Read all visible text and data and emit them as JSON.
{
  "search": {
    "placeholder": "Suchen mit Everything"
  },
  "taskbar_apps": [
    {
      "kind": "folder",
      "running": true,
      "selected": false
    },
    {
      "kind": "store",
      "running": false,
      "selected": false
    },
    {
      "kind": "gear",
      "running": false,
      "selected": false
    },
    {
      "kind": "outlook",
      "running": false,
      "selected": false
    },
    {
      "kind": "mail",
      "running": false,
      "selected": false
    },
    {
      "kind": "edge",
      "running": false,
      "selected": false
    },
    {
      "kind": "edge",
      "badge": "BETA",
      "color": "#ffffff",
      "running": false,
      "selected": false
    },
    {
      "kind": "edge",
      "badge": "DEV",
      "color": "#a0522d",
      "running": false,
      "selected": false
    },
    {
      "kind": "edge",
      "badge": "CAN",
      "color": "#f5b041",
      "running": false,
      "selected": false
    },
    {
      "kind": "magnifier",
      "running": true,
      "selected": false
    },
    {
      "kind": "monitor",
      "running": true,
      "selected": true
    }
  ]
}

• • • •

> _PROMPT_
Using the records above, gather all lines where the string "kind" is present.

> _RESPONSE_
      "kind": "folder",
      "kind": "store",
      "kind": "gear",
      "kind": "outlook",
      "kind": "mail",
      "kind": "edge",
      "kind": "edge",
      "kind": "edge",
      "kind": "edge",
      "kind": "magnifier",
      "kind": "monitor",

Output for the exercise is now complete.